Branding, Press Releases

Press Release vs. Pitch Letter: Which One Do You Need?

BrandThink_Banner_HashtagStory-1-700px-3Despite their similarities, a pitch and a press release are actually two very different things. Although most people think of press releases as the main component of getting media coverage, the reality is that a lot of story ideas simply aren’t worthy of a press release and a pitch is actually more appropriate. So what’s the difference between the two?

A pitch letter is a suggested story idea that’s submitted to individual journalists via email. It gives the reporter an idea for a story that they could write. Its main objective is to catch his or her interest — enough to want to call you for an interview, product demonstration, or whatever call to action you’ve indicated. It has all the most important information, but not all the details. It isn’t a complete story, but a teaser for a story. You can be more creative and less formal in a media pitch than in a press release. The more personalized you make it, the better – this shows the reporter that you’ve taken enough interest in them to understand their beat, mention a past article, etc.

Using a media pitch or press release are great tools to help you get media exposure. If you don’t necessarily have a newsworthy story about your own business, but want to react or add to a hot news item, use a media pitch to get your name in front of journalists. Indicate why you would make a good follow-up to a story they’re already covering. Perhaps you have additional data they haven’t found yet. Or maybe you’re an expert with an opposing view. Those are good occasions for a media pitch.

A press release provides information about something that is newsworthy, which is key. The release has a definite format and conventional style. It’s written in a journalistic tone, which is objective and impersonal. They’re generally sent to reporters and newsrooms, in addition to being posted on your site and distributed via a wire service. The press release is ideal if you’re launching a new business, a new product, entering into a new partnership, releasing survey results or data or anything else that is newsworthy. To be successful, a press release must read like news. In fact, it should be written in a form to be published as is, or quoted in a bigger news item.
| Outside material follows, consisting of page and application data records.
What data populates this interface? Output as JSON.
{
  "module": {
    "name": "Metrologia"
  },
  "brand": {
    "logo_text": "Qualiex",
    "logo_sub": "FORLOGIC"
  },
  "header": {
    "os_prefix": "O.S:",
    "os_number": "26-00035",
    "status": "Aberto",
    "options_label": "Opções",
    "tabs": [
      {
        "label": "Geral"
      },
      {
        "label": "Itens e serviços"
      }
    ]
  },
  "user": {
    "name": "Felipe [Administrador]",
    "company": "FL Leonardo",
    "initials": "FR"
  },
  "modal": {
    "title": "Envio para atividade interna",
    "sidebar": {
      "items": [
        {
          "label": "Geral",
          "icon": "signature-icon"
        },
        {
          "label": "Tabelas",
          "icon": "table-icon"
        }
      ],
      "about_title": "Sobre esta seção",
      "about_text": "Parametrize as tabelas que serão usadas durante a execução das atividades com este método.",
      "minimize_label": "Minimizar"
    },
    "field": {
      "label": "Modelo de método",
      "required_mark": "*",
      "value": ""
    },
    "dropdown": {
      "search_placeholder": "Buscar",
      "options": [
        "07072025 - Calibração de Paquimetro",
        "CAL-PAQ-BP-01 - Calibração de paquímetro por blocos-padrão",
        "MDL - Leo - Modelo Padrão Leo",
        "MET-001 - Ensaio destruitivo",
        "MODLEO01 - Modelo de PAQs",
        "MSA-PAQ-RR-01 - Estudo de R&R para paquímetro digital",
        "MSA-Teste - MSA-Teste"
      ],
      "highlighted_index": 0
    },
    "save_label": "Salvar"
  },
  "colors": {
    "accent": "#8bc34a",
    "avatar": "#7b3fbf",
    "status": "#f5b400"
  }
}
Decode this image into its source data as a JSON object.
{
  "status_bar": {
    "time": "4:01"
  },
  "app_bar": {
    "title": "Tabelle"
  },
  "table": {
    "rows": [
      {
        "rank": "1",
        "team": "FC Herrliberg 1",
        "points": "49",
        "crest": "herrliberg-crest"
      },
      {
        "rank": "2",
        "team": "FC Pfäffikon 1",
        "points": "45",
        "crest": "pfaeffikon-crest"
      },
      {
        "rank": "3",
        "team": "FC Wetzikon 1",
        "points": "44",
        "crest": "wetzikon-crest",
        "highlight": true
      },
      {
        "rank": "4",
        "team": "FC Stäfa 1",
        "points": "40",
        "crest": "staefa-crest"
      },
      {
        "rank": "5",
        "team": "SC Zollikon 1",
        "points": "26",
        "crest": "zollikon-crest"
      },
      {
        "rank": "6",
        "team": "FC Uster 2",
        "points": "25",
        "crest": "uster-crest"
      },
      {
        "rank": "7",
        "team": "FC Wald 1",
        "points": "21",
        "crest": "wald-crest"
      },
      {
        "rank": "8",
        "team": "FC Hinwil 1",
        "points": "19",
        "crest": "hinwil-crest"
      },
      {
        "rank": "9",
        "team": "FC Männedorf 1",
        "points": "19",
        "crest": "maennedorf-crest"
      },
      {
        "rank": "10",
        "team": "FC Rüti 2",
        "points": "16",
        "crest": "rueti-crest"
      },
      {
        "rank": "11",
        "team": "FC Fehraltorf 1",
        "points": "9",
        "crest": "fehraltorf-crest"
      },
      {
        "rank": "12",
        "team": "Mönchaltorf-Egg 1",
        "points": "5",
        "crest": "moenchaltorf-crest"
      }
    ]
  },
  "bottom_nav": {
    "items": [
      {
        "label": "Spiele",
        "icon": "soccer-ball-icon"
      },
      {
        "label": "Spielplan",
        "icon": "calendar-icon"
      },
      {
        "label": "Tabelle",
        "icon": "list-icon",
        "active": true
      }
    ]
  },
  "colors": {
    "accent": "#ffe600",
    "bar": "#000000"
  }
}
A qualified PR professional can develop these tools, target the appropriate media outlets, and do the follow-up required to ensure the media placement desired.

- Norma Kelly
Public Relations